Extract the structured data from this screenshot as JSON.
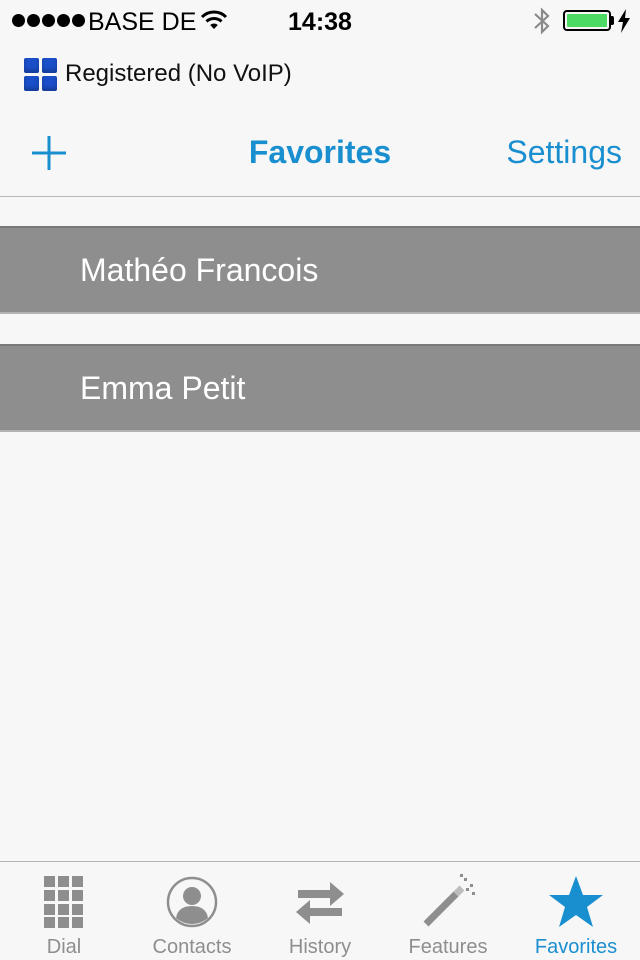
{
  "status_bar": {
    "carrier": "BASE DE",
    "time": "14:38",
    "battery_percent": 100,
    "icons": [
      "signal-dots",
      "wifi-icon",
      "bluetooth-icon",
      "battery-icon",
      "charging-bolt-icon"
    ]
  },
  "registration": {
    "status_text": "Registered (No VoIP)",
    "icon": "registration-grid-icon",
    "icon_color": "#1a4fc9"
  },
  "nav": {
    "add_icon": "plus-icon",
    "title": "Favorites",
    "settings_label": "Settings",
    "accent_color": "#1a8fd0"
  },
  "favorites": [
    {
      "name": "Mathéo Francois"
    },
    {
      "name": "Emma Petit"
    }
  ],
  "tab_bar": {
    "active_color": "#1a8fd0",
    "inactive_color": "#8e8e8e",
    "tabs": [
      {
        "label": "Dial",
        "icon": "keypad-icon",
        "active": false
      },
      {
        "label": "Contacts",
        "icon": "contact-silhouette-icon",
        "active": false
      },
      {
        "label": "History",
        "icon": "swap-arrows-icon",
        "active": false
      },
      {
        "label": "Features",
        "icon": "magic-wand-icon",
        "active": false
      },
      {
        "label": "Favorites",
        "icon": "star-icon",
        "active": true
      }
    ]
  }
}
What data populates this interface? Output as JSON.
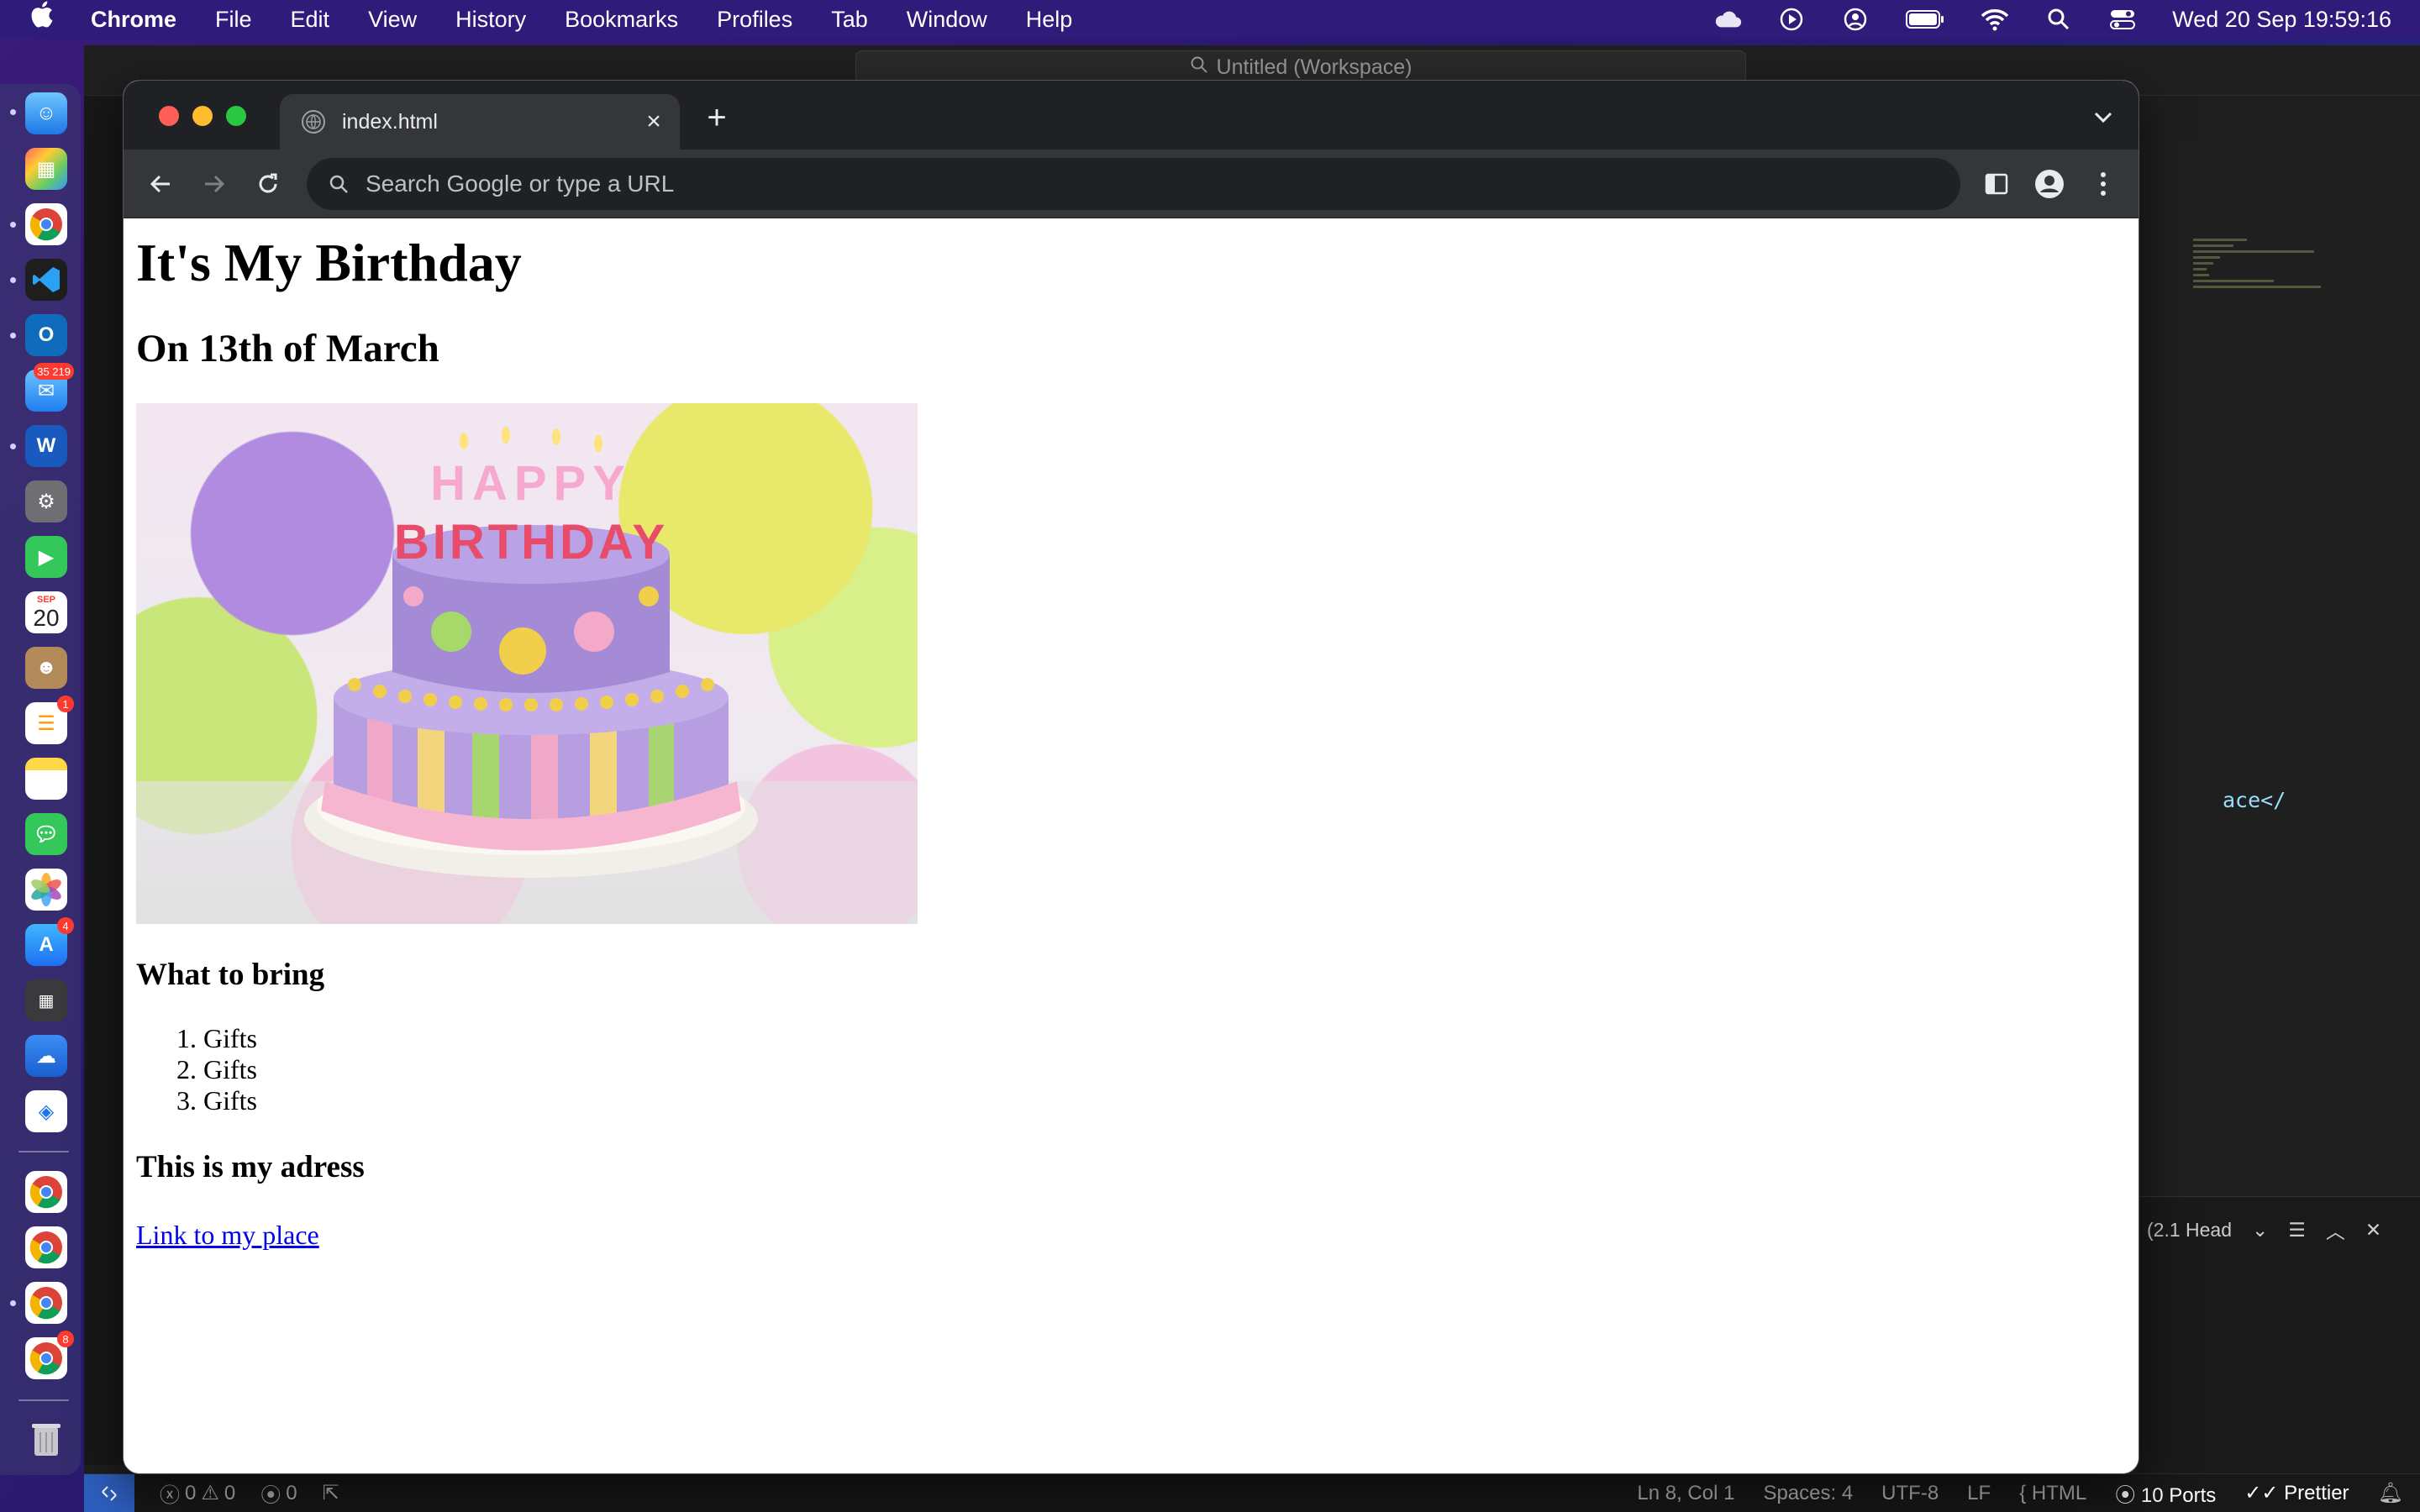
{
  "menubar": {
    "app": "Chrome",
    "items": [
      "File",
      "Edit",
      "View",
      "History",
      "Bookmarks",
      "Profiles",
      "Tab",
      "Window",
      "Help"
    ],
    "clock": "Wed 20 Sep  19:59:16",
    "status_icons": [
      "icloud-icon",
      "play-icon",
      "user-icon",
      "battery-icon",
      "wifi-icon",
      "spotlight-icon",
      "control-center-icon"
    ]
  },
  "dock": {
    "calendar_month": "SEP",
    "calendar_day": "20",
    "mail_badge": "35 219",
    "reminders_badge": "1",
    "appstore_badge": "4",
    "chrome_badge": "8"
  },
  "vscode": {
    "search": "Untitled (Workspace)",
    "code_fragment": "ace</",
    "panel_dropdown": "(2.1 Head",
    "status": {
      "problems_errors": "0",
      "problems_warnings": "0",
      "ports_left": "0",
      "position": "Ln 8, Col 1",
      "spaces": "Spaces: 4",
      "encoding": "UTF-8",
      "eol": "LF",
      "language": "HTML",
      "ports": "10 Ports",
      "formatter": "Prettier"
    }
  },
  "chrome": {
    "tab_title": "index.html",
    "omnibox_placeholder": "Search Google or type a URL"
  },
  "page": {
    "h1": "It's My Birthday",
    "h2": "On 13th of March",
    "bring_heading": "What to bring",
    "bring_items": [
      "Gifts",
      "Gifts",
      "Gifts"
    ],
    "address_heading": "This is my adress",
    "link_text": "Link to my place",
    "cake_lettering": [
      "HAPPY",
      "BIRTHDAY"
    ]
  },
  "colors": {
    "menubar": "#2e1b7a",
    "chrome_frame": "#202124",
    "chrome_toolbar": "#35363a",
    "link": "#0000ee",
    "vscode_remote": "#2d5fbf"
  }
}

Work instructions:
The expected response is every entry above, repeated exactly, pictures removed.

Solved problem:
Extract the structured data from this screenshot as JSON.
{
  "status_bar": {
    "carrier": "BASE DE",
    "time": "14:38",
    "battery_percent": 100,
    "icons": [
      "signal-dots",
      "wifi-icon",
      "bluetooth-icon",
      "battery-icon",
      "charging-bolt-icon"
    ]
  },
  "registration": {
    "status_text": "Registered (No VoIP)",
    "icon": "registration-grid-icon",
    "icon_color": "#1a4fc9"
  },
  "nav": {
    "add_icon": "plus-icon",
    "title": "Favorites",
    "settings_label": "Settings",
    "accent_color": "#1a8fd0"
  },
  "favorites": [
    {
      "name": "Mathéo Francois"
    },
    {
      "name": "Emma Petit"
    }
  ],
  "tab_bar": {
    "active_color": "#1a8fd0",
    "inactive_color": "#8e8e8e",
    "tabs": [
      {
        "label": "Dial",
        "icon": "keypad-icon",
        "active": false
      },
      {
        "label": "Contacts",
        "icon": "contact-silhouette-icon",
        "active": false
      },
      {
        "label": "History",
        "icon": "swap-arrows-icon",
        "active": false
      },
      {
        "label": "Features",
        "icon": "magic-wand-icon",
        "active": false
      },
      {
        "label": "Favorites",
        "icon": "star-icon",
        "active": true
      }
    ]
  }
}
What data populates this interface? Output as JSON.
{
  "menubar": {
    "app": "Chrome",
    "items": [
      "File",
      "Edit",
      "View",
      "History",
      "Bookmarks",
      "Profiles",
      "Tab",
      "Window",
      "Help"
    ],
    "clock": "Wed 20 Sep  19:59:16",
    "status_icons": [
      "icloud-icon",
      "play-icon",
      "user-icon",
      "battery-icon",
      "wifi-icon",
      "spotlight-icon",
      "control-center-icon"
    ]
  },
  "dock": {
    "calendar_month": "SEP",
    "calendar_day": "20",
    "mail_badge": "35 219",
    "reminders_badge": "1",
    "appstore_badge": "4",
    "chrome_badge": "8"
  },
  "vscode": {
    "search": "Untitled (Workspace)",
    "code_fragment": "ace</",
    "panel_dropdown": "(2.1 Head",
    "status": {
      "problems_errors": "0",
      "problems_warnings": "0",
      "ports_left": "0",
      "position": "Ln 8, Col 1",
      "spaces": "Spaces: 4",
      "encoding": "UTF-8",
      "eol": "LF",
      "language": "HTML",
      "ports": "10 Ports",
      "formatter": "Prettier"
    }
  },
  "chrome": {
    "tab_title": "index.html",
    "omnibox_placeholder": "Search Google or type a URL"
  },
  "page": {
    "h1": "It's My Birthday",
    "h2": "On 13th of March",
    "bring_heading": "What to bring",
    "bring_items": [
      "Gifts",
      "Gifts",
      "Gifts"
    ],
    "address_heading": "This is my adress",
    "link_text": "Link to my place",
    "cake_lettering": [
      "HAPPY",
      "BIRTHDAY"
    ]
  },
  "colors": {
    "menubar": "#2e1b7a",
    "chrome_frame": "#202124",
    "chrome_toolbar": "#35363a",
    "link": "#0000ee",
    "vscode_remote": "#2d5fbf"
  }
}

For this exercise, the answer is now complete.